_TASK DIRECTIONS_: Go through the lines below. Copy those with "service".

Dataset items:
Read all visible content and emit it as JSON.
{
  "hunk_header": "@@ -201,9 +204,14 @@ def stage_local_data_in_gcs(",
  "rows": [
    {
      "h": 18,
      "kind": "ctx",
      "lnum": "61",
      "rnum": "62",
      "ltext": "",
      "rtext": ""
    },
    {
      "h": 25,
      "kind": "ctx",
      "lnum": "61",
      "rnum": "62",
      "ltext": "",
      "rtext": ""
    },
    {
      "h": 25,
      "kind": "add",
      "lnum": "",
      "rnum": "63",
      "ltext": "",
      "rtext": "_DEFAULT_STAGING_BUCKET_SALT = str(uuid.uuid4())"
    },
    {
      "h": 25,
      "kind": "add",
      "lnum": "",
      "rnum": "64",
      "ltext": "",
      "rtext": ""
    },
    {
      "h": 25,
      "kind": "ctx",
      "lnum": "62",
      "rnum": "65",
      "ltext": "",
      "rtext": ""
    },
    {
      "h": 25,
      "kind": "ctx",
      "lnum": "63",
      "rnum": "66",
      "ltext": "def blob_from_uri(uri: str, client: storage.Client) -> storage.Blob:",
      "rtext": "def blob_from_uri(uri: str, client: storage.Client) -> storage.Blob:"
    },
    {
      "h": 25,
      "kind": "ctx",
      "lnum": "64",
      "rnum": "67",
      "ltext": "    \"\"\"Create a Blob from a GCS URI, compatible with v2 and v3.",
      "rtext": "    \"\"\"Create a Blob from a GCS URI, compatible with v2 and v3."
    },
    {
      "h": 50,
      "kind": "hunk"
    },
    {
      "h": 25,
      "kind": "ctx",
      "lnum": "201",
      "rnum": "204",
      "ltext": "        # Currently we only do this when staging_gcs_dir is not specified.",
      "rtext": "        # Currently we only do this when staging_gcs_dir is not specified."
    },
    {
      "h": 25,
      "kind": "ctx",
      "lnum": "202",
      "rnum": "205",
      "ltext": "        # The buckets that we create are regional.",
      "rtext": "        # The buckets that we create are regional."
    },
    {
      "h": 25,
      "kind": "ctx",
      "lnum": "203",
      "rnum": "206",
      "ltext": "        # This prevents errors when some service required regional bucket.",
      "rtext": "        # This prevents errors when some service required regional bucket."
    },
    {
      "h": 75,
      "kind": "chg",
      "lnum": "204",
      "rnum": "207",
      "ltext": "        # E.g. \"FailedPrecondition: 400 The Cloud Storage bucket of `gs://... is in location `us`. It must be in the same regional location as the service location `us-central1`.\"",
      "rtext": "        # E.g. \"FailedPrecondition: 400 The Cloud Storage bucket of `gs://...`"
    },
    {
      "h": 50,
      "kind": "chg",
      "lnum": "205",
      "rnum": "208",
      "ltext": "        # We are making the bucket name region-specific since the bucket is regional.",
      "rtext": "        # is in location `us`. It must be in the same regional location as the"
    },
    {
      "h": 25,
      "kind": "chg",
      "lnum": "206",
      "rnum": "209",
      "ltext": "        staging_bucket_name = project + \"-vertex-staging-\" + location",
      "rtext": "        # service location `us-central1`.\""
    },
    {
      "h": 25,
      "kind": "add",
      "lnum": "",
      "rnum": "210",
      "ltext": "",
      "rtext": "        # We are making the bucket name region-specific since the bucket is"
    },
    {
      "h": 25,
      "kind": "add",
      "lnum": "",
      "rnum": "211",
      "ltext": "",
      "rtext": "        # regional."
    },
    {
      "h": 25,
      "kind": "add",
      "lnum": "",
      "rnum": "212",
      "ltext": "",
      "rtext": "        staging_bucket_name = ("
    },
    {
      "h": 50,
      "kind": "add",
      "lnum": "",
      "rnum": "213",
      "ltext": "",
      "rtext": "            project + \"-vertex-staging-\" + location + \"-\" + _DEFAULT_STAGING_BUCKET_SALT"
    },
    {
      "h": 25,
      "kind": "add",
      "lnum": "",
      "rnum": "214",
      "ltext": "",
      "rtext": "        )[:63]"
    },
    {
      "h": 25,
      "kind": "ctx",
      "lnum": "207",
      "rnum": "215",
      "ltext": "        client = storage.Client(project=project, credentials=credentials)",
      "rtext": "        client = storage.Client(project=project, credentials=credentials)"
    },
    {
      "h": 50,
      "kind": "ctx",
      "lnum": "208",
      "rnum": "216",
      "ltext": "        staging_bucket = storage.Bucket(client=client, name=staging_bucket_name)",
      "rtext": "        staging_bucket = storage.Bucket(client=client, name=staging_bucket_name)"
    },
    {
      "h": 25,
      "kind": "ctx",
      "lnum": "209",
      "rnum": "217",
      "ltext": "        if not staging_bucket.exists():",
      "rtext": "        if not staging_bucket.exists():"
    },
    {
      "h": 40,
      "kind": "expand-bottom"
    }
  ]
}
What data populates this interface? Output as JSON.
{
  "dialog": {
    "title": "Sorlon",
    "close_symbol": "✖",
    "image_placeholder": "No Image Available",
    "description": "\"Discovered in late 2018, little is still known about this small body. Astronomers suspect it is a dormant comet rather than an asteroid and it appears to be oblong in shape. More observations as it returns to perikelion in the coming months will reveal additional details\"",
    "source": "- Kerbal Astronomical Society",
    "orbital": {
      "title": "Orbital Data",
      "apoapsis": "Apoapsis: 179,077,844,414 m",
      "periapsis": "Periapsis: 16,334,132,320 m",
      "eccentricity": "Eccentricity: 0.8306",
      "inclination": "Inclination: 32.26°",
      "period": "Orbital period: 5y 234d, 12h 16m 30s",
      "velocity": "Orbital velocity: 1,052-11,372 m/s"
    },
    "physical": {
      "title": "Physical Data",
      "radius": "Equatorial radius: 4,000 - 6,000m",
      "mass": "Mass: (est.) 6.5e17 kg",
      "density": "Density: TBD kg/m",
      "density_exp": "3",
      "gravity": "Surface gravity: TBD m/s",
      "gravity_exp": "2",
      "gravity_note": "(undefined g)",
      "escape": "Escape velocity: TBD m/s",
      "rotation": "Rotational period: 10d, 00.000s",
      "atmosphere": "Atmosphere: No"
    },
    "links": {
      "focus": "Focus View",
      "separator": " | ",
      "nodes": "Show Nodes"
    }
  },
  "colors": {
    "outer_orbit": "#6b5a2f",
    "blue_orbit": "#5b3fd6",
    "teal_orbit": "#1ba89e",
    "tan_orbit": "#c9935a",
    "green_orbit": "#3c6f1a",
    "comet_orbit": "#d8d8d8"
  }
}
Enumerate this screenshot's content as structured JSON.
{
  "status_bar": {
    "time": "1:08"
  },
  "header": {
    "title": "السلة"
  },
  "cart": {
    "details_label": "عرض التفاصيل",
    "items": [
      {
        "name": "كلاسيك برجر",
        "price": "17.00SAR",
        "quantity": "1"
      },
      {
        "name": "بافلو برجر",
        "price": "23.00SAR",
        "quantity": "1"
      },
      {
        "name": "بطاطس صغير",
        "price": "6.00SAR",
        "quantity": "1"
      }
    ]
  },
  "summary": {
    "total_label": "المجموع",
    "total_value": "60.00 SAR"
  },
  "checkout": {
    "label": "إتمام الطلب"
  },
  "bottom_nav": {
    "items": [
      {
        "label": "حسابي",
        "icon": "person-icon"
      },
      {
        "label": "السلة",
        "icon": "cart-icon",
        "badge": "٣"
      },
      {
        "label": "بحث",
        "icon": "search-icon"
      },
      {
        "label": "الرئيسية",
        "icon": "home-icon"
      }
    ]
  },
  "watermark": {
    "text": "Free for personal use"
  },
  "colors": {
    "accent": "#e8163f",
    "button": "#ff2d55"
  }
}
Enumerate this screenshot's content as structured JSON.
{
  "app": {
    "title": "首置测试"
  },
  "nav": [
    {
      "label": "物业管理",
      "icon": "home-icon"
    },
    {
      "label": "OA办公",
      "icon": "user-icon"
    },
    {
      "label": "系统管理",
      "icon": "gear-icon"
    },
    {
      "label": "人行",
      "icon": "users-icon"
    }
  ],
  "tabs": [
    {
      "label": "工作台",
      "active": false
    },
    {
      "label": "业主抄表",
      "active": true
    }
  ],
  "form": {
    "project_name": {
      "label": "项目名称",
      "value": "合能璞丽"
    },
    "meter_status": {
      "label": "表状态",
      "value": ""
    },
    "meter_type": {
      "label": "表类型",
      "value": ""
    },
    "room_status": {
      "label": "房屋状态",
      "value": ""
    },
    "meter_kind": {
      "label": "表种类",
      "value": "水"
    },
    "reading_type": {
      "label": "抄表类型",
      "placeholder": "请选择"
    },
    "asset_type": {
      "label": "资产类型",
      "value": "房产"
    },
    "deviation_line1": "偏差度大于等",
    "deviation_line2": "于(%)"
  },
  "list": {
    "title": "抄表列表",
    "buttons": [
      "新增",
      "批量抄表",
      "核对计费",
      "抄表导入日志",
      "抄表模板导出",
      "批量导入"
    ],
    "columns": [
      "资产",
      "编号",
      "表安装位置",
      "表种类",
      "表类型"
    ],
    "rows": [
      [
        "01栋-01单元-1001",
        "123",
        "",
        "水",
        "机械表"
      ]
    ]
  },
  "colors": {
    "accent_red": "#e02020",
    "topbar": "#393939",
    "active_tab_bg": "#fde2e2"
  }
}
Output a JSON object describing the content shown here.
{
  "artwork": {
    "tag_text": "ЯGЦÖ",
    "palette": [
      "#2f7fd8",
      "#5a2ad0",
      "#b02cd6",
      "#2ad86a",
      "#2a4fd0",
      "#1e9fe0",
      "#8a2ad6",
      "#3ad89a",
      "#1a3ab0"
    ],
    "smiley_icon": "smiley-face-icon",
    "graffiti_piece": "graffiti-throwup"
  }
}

_FINISHED TASK_:
      "ltext": "        # This prevents errors when some service required regional bucket.",
      "rtext": "        # This prevents errors when some service required regional bucket."
      "ltext": "        # E.g. \"FailedPrecondition: 400 The Cloud Storage bucket of `gs://... is in location `us`. It must be in the same regional location as the service location `us-central1`.\"",
      "rtext": "        # service location `us-central1`.\""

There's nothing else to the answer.